#### TASK GOAL:
Lines with "desc" in the entries below: count them and reply with the number alone.

#### DATA SECTION:
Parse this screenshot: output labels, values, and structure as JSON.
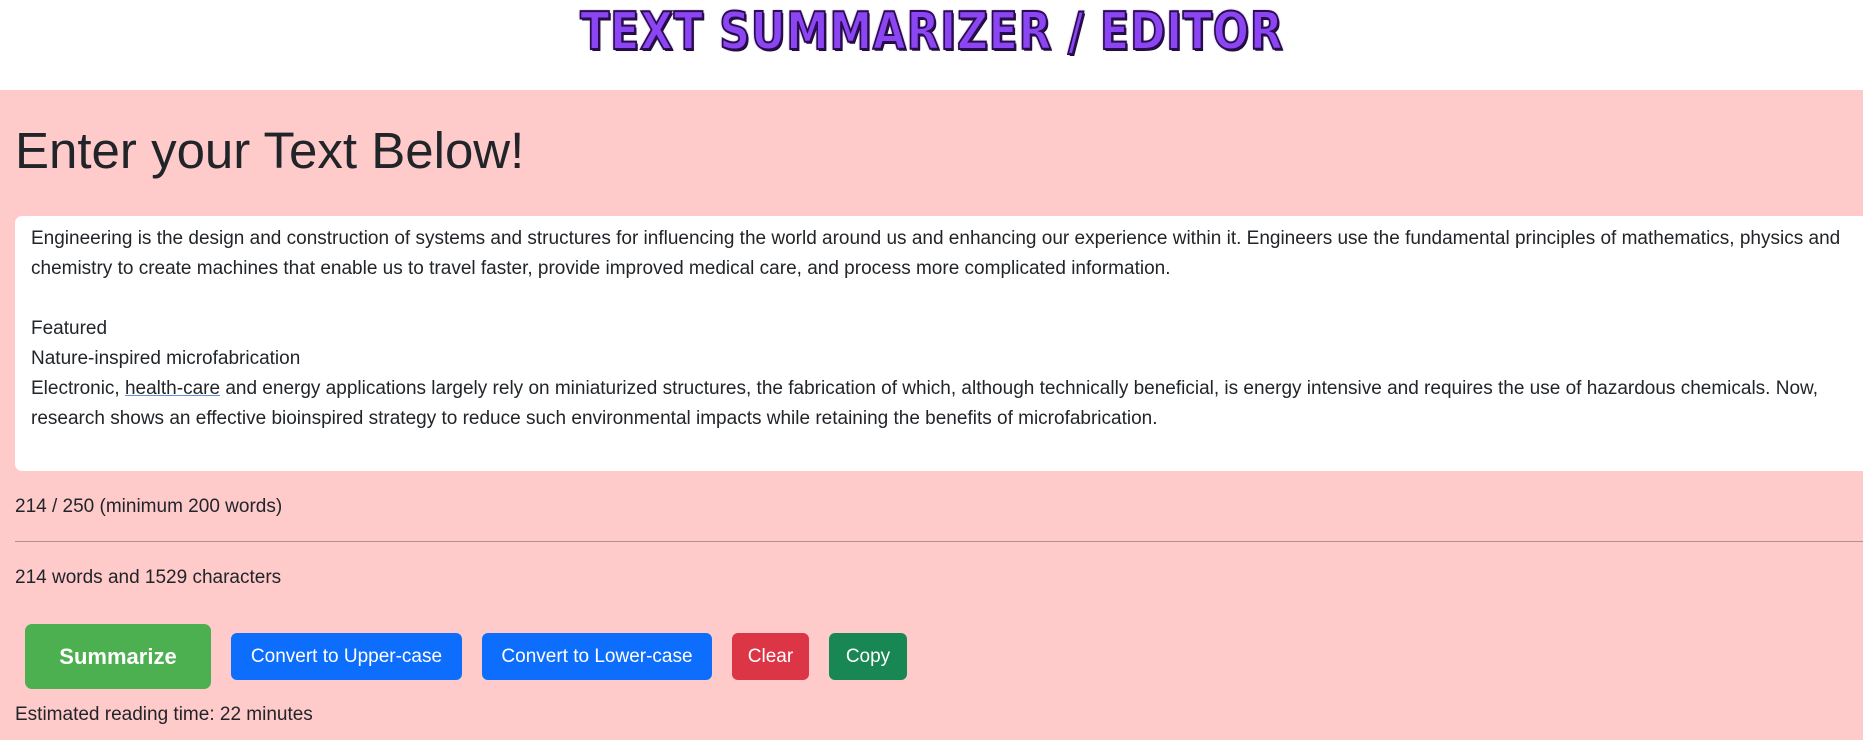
{
  "header": {
    "logo_text": "Text Summarizer / Editor"
  },
  "main": {
    "heading": "Enter your Text Below!",
    "editor": {
      "paragraph1": "Engineering is the design and construction of systems and structures for influencing the world around us and enhancing our experience within it. Engineers use the fundamental principles of mathematics, physics and chemistry to create machines that enable us to travel faster, provide improved medical care, and process more complicated information.",
      "line_featured": "Featured",
      "line_subtitle": "Nature-inspired microfabrication",
      "para2_before": "Electronic, ",
      "para2_link": "health-care",
      "para2_after": " and energy applications largely rely on miniaturized structures, the fabrication of which, although technically beneficial, is energy intensive and requires the use of hazardous chemicals. Now, research shows an effective bioinspired strategy to reduce such environmental impacts while retaining the benefits of microfabrication."
    },
    "progress_text": "214 / 250 (minimum 200 words)",
    "stats_text": "214 words and 1529 characters",
    "buttons": {
      "summarize": "Summarize",
      "upper": "Convert to Upper-case",
      "lower": "Convert to Lower-case",
      "clear": "Clear",
      "copy": "Copy"
    },
    "reading_time": "Estimated reading time: 22 minutes"
  },
  "colors": {
    "page_background": "#ffcaca",
    "summarize_button": "#4caf50",
    "primary_button": "#0d6efd",
    "clear_button": "#dc3545",
    "copy_button": "#198754",
    "logo_fill": "#8b45f2"
  }
}
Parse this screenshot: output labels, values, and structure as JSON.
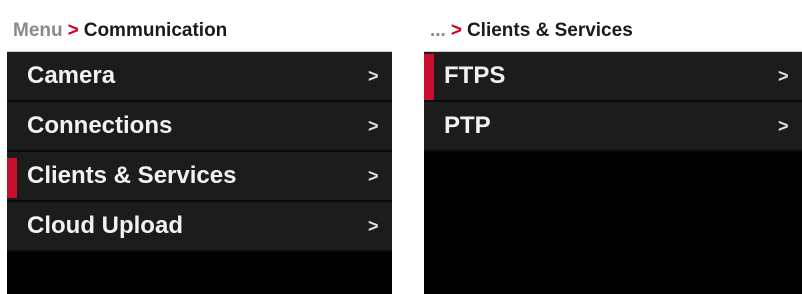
{
  "left_panel": {
    "breadcrumb": {
      "root": "Menu",
      "separator": ">",
      "current": "Communication"
    },
    "items": [
      {
        "label": "Camera",
        "chevron": ">",
        "selected": false
      },
      {
        "label": "Connections",
        "chevron": ">",
        "selected": false
      },
      {
        "label": "Clients & Services",
        "chevron": ">",
        "selected": true
      },
      {
        "label": "Cloud Upload",
        "chevron": ">",
        "selected": false
      }
    ]
  },
  "right_panel": {
    "breadcrumb": {
      "root": "...",
      "separator": ">",
      "current": "Clients & Services"
    },
    "items": [
      {
        "label": "FTPS",
        "chevron": ">",
        "selected": true
      },
      {
        "label": "PTP",
        "chevron": ">",
        "selected": false
      }
    ]
  },
  "colors": {
    "accent_red": "#c8102e",
    "item_bg": "#1c1c1c",
    "panel_bg": "#000000",
    "header_bg": "#ffffff"
  }
}
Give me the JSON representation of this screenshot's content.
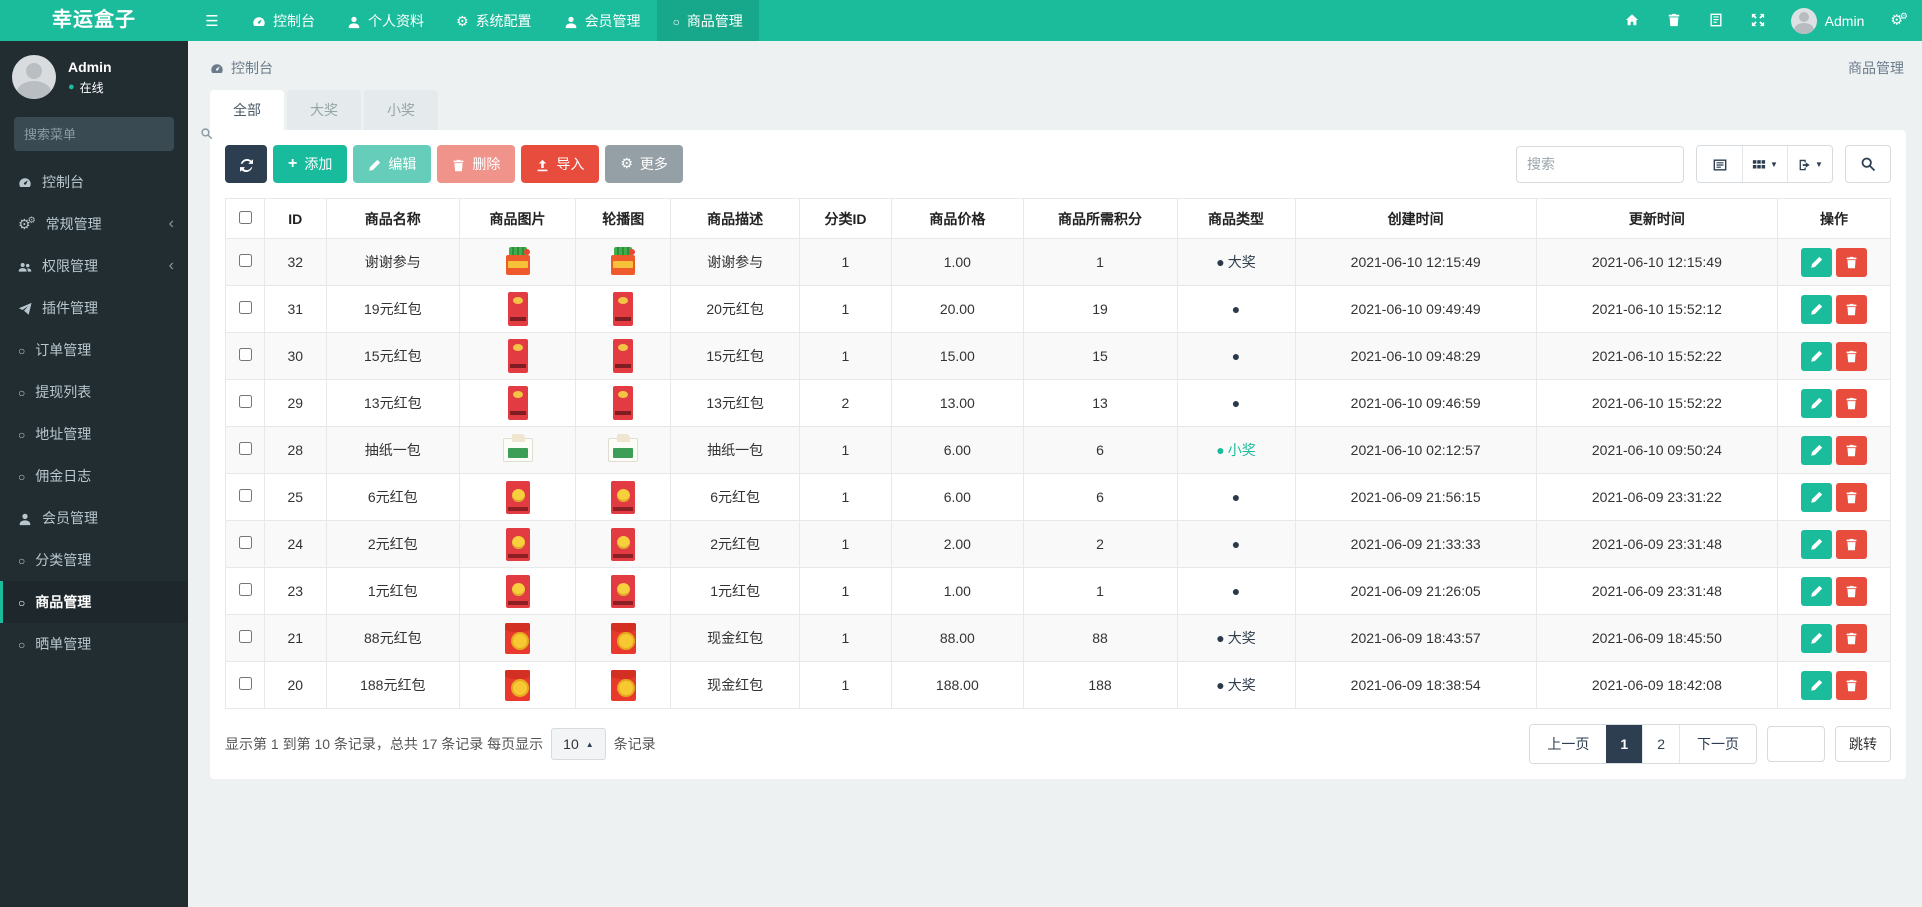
{
  "brand": "幸运盒子",
  "navbar": {
    "menu": [
      {
        "key": "dashboard",
        "label": "控制台",
        "icon": "dashboard-icon",
        "active": false
      },
      {
        "key": "profile",
        "label": "个人资料",
        "icon": "user-icon",
        "active": false
      },
      {
        "key": "system-config",
        "label": "系统配置",
        "icon": "gear-icon",
        "active": false
      },
      {
        "key": "members",
        "label": "会员管理",
        "icon": "user-icon",
        "active": false
      },
      {
        "key": "products",
        "label": "商品管理",
        "icon": "circle-icon",
        "active": true
      }
    ],
    "user_name": "Admin"
  },
  "sidebar": {
    "user_name": "Admin",
    "user_status": "在线",
    "search_placeholder": "搜索菜单",
    "menu": [
      {
        "key": "dashboard",
        "label": "控制台",
        "icon": "dashboard-icon",
        "active": false,
        "arrow": false
      },
      {
        "key": "general",
        "label": "常规管理",
        "icon": "gears-icon",
        "active": false,
        "arrow": true
      },
      {
        "key": "permissions",
        "label": "权限管理",
        "icon": "users-icon",
        "active": false,
        "arrow": true
      },
      {
        "key": "plugins",
        "label": "插件管理",
        "icon": "plugin-icon",
        "active": false,
        "arrow": false
      },
      {
        "key": "orders",
        "label": "订单管理",
        "icon": "circle-icon",
        "active": false,
        "arrow": false
      },
      {
        "key": "withdrawals",
        "label": "提现列表",
        "icon": "circle-icon",
        "active": false,
        "arrow": false
      },
      {
        "key": "addresses",
        "label": "地址管理",
        "icon": "circle-icon",
        "active": false,
        "arrow": false
      },
      {
        "key": "commission-log",
        "label": "佣金日志",
        "icon": "circle-icon",
        "active": false,
        "arrow": false
      },
      {
        "key": "members",
        "label": "会员管理",
        "icon": "user-icon",
        "active": false,
        "arrow": false
      },
      {
        "key": "categories",
        "label": "分类管理",
        "icon": "circle-icon",
        "active": false,
        "arrow": false
      },
      {
        "key": "products",
        "label": "商品管理",
        "icon": "circle-icon",
        "active": true,
        "arrow": false
      },
      {
        "key": "reviews",
        "label": "晒单管理",
        "icon": "circle-icon",
        "active": false,
        "arrow": false
      }
    ]
  },
  "breadcrumb": {
    "location": "控制台",
    "page": "商品管理"
  },
  "tabs": [
    {
      "label": "全部",
      "active": true
    },
    {
      "label": "大奖",
      "active": false
    },
    {
      "label": "小奖",
      "active": false
    }
  ],
  "toolbar": {
    "add": "添加",
    "edit": "编辑",
    "delete": "删除",
    "import": "导入",
    "more": "更多",
    "search_placeholder": "搜索"
  },
  "table": {
    "columns": [
      "ID",
      "商品名称",
      "商品图片",
      "轮播图",
      "商品描述",
      "分类ID",
      "商品价格",
      "商品所需积分",
      "商品类型",
      "创建时间",
      "更新时间",
      "操作"
    ],
    "rows": [
      {
        "id": "32",
        "name": "谢谢参与",
        "image": "gift-box",
        "desc": "谢谢参与",
        "category_id": "1",
        "price": "1.00",
        "points": "1",
        "type": "大奖",
        "type_color": "dark",
        "created": "2021-06-10 12:15:49",
        "updated": "2021-06-10 12:15:49"
      },
      {
        "id": "31",
        "name": "19元红包",
        "image": "red-packet",
        "desc": "20元红包",
        "category_id": "1",
        "price": "20.00",
        "points": "19",
        "type": "",
        "type_color": "dark",
        "created": "2021-06-10 09:49:49",
        "updated": "2021-06-10 15:52:12"
      },
      {
        "id": "30",
        "name": "15元红包",
        "image": "red-packet",
        "desc": "15元红包",
        "category_id": "1",
        "price": "15.00",
        "points": "15",
        "type": "",
        "type_color": "dark",
        "created": "2021-06-10 09:48:29",
        "updated": "2021-06-10 15:52:22"
      },
      {
        "id": "29",
        "name": "13元红包",
        "image": "red-packet",
        "desc": "13元红包",
        "category_id": "2",
        "price": "13.00",
        "points": "13",
        "type": "",
        "type_color": "dark",
        "created": "2021-06-10 09:46:59",
        "updated": "2021-06-10 15:52:22"
      },
      {
        "id": "28",
        "name": "抽纸一包",
        "image": "tissue",
        "desc": "抽纸一包",
        "category_id": "1",
        "price": "6.00",
        "points": "6",
        "type": "小奖",
        "type_color": "teal",
        "created": "2021-06-10 02:12:57",
        "updated": "2021-06-10 09:50:24"
      },
      {
        "id": "25",
        "name": "6元红包",
        "image": "red-packet-gold",
        "desc": "6元红包",
        "category_id": "1",
        "price": "6.00",
        "points": "6",
        "type": "",
        "type_color": "dark",
        "created": "2021-06-09 21:56:15",
        "updated": "2021-06-09 23:31:22"
      },
      {
        "id": "24",
        "name": "2元红包",
        "image": "red-packet-gold",
        "desc": "2元红包",
        "category_id": "1",
        "price": "2.00",
        "points": "2",
        "type": "",
        "type_color": "dark",
        "created": "2021-06-09 21:33:33",
        "updated": "2021-06-09 23:31:48"
      },
      {
        "id": "23",
        "name": "1元红包",
        "image": "red-packet-gold",
        "desc": "1元红包",
        "category_id": "1",
        "price": "1.00",
        "points": "1",
        "type": "",
        "type_color": "dark",
        "created": "2021-06-09 21:26:05",
        "updated": "2021-06-09 23:31:48"
      },
      {
        "id": "21",
        "name": "88元红包",
        "image": "red-packet-coin",
        "desc": "现金红包",
        "category_id": "1",
        "price": "88.00",
        "points": "88",
        "type": "大奖",
        "type_color": "dark",
        "created": "2021-06-09 18:43:57",
        "updated": "2021-06-09 18:45:50"
      },
      {
        "id": "20",
        "name": "188元红包",
        "image": "red-packet-coin",
        "desc": "现金红包",
        "category_id": "1",
        "price": "188.00",
        "points": "188",
        "type": "大奖",
        "type_color": "dark",
        "created": "2021-06-09 18:38:54",
        "updated": "2021-06-09 18:42:08"
      }
    ]
  },
  "pagination": {
    "summary_prefix": "显示第 1 到第 10 条记录，总共 17 条记录 每页显示",
    "page_size": "10",
    "summary_suffix": "条记录",
    "prev": "上一页",
    "pages": [
      {
        "label": "1",
        "active": true
      },
      {
        "label": "2",
        "active": false
      }
    ],
    "next": "下一页",
    "jump": "跳转"
  },
  "colors": {
    "accent": "#1abc9c",
    "dark": "#2c3e50",
    "danger": "#e74c3c",
    "sidebar_bg": "#222d32",
    "page_bg": "#eef1f2"
  }
}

#### SOLVED PROBLEM:
10